Task inputs:
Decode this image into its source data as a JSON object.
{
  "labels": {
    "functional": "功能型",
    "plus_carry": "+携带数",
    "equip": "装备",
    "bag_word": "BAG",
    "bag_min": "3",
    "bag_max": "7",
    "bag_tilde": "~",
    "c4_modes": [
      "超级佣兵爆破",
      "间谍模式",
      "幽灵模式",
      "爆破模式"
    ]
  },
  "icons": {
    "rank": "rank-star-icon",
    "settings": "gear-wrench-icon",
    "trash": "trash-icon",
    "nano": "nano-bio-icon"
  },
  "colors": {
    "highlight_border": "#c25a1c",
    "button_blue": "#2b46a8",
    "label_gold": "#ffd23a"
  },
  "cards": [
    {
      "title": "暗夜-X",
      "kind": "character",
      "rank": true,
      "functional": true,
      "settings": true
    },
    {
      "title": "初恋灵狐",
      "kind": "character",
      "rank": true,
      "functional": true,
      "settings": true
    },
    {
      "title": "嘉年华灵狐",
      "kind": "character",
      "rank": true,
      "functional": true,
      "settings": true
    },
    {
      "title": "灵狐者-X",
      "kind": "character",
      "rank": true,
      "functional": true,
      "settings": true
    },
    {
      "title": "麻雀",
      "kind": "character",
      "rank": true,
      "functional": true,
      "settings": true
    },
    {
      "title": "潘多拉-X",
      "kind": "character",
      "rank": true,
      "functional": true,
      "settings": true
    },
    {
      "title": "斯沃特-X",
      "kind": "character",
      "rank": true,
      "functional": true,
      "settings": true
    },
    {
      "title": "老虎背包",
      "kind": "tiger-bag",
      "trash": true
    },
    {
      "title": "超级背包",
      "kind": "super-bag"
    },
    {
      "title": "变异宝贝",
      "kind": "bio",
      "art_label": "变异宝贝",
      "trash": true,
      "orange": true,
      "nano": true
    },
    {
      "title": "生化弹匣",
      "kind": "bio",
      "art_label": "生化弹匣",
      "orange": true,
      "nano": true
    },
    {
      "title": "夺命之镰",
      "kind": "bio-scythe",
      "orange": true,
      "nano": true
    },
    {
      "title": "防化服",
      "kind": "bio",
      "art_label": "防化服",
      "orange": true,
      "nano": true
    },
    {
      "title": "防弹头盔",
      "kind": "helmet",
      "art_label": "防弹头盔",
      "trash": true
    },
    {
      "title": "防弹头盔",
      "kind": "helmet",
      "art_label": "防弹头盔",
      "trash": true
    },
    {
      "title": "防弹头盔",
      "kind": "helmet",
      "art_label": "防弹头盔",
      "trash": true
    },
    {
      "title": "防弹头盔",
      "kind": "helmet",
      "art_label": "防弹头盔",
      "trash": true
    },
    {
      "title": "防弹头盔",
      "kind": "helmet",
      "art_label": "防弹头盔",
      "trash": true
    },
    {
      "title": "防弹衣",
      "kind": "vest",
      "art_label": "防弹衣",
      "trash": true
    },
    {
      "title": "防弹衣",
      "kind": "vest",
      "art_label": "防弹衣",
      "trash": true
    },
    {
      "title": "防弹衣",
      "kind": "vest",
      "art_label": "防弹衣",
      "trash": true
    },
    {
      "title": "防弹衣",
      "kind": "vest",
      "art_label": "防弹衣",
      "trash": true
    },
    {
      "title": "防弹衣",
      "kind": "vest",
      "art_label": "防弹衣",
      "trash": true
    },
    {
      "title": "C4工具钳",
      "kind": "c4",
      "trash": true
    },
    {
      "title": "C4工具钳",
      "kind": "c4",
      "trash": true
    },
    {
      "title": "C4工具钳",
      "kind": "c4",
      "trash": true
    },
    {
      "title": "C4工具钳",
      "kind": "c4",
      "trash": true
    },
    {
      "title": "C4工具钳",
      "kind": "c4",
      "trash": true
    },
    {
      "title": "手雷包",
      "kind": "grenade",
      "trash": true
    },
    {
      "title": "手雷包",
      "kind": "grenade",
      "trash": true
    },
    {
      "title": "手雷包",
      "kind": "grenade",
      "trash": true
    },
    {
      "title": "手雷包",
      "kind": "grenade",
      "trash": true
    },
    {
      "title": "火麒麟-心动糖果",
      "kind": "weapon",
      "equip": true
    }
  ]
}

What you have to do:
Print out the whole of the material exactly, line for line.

Problem solution:
Decode this image into its source data as a JSON object.
{
  "labels": {
    "functional": "功能型",
    "plus_carry": "+携带数",
    "equip": "装备",
    "bag_word": "BAG",
    "bag_min": "3",
    "bag_max": "7",
    "bag_tilde": "~",
    "c4_modes": [
      "超级佣兵爆破",
      "间谍模式",
      "幽灵模式",
      "爆破模式"
    ]
  },
  "icons": {
    "rank": "rank-star-icon",
    "settings": "gear-wrench-icon",
    "trash": "trash-icon",
    "nano": "nano-bio-icon"
  },
  "colors": {
    "highlight_border": "#c25a1c",
    "button_blue": "#2b46a8",
    "label_gold": "#ffd23a"
  },
  "cards": [
    {
      "title": "暗夜-X",
      "kind": "character",
      "rank": true,
      "functional": true,
      "settings": true
    },
    {
      "title": "初恋灵狐",
      "kind": "character",
      "rank": true,
      "functional": true,
      "settings": true
    },
    {
      "title": "嘉年华灵狐",
      "kind": "character",
      "rank": true,
      "functional": true,
      "settings": true
    },
    {
      "title": "灵狐者-X",
      "kind": "character",
      "rank": true,
      "functional": true,
      "settings": true
    },
    {
      "title": "麻雀",
      "kind": "character",
      "rank": true,
      "functional": true,
      "settings": true
    },
    {
      "title": "潘多拉-X",
      "kind": "character",
      "rank": true,
      "functional": true,
      "settings": true
    },
    {
      "title": "斯沃特-X",
      "kind": "character",
      "rank": true,
      "functional": true,
      "settings": true
    },
    {
      "title": "老虎背包",
      "kind": "tiger-bag",
      "trash": true
    },
    {
      "title": "超级背包",
      "kind": "super-bag"
    },
    {
      "title": "变异宝贝",
      "kind": "bio",
      "art_label": "变异宝贝",
      "trash": true,
      "orange": true,
      "nano": true
    },
    {
      "title": "生化弹匣",
      "kind": "bio",
      "art_label": "生化弹匣",
      "orange": true,
      "nano": true
    },
    {
      "title": "夺命之镰",
      "kind": "bio-scythe",
      "orange": true,
      "nano": true
    },
    {
      "title": "防化服",
      "kind": "bio",
      "art_label": "防化服",
      "orange": true,
      "nano": true
    },
    {
      "title": "防弹头盔",
      "kind": "helmet",
      "art_label": "防弹头盔",
      "trash": true
    },
    {
      "title": "防弹头盔",
      "kind": "helmet",
      "art_label": "防弹头盔",
      "trash": true
    },
    {
      "title": "防弹头盔",
      "kind": "helmet",
      "art_label": "防弹头盔",
      "trash": true
    },
    {
      "title": "防弹头盔",
      "kind": "helmet",
      "art_label": "防弹头盔",
      "trash": true
    },
    {
      "title": "防弹头盔",
      "kind": "helmet",
      "art_label": "防弹头盔",
      "trash": true
    },
    {
      "title": "防弹衣",
      "kind": "vest",
      "art_label": "防弹衣",
      "trash": true
    },
    {
      "title": "防弹衣",
      "kind": "vest",
      "art_label": "防弹衣",
      "trash": true
    },
    {
      "title": "防弹衣",
      "kind": "vest",
      "art_label": "防弹衣",
      "trash": true
    },
    {
      "title": "防弹衣",
      "kind": "vest",
      "art_label": "防弹衣",
      "trash": true
    },
    {
      "title": "防弹衣",
      "kind": "vest",
      "art_label": "防弹衣",
      "trash": true
    },
    {
      "title": "C4工具钳",
      "kind": "c4",
      "trash": true
    },
    {
      "title": "C4工具钳",
      "kind": "c4",
      "trash": true
    },
    {
      "title": "C4工具钳",
      "kind": "c4",
      "trash": true
    },
    {
      "title": "C4工具钳",
      "kind": "c4",
      "trash": true
    },
    {
      "title": "C4工具钳",
      "kind": "c4",
      "trash": true
    },
    {
      "title": "手雷包",
      "kind": "grenade",
      "trash": true
    },
    {
      "title": "手雷包",
      "kind": "grenade",
      "trash": true
    },
    {
      "title": "手雷包",
      "kind": "grenade",
      "trash": true
    },
    {
      "title": "手雷包",
      "kind": "grenade",
      "trash": true
    },
    {
      "title": "火麒麟-心动糖果",
      "kind": "weapon",
      "equip": true
    }
  ]
}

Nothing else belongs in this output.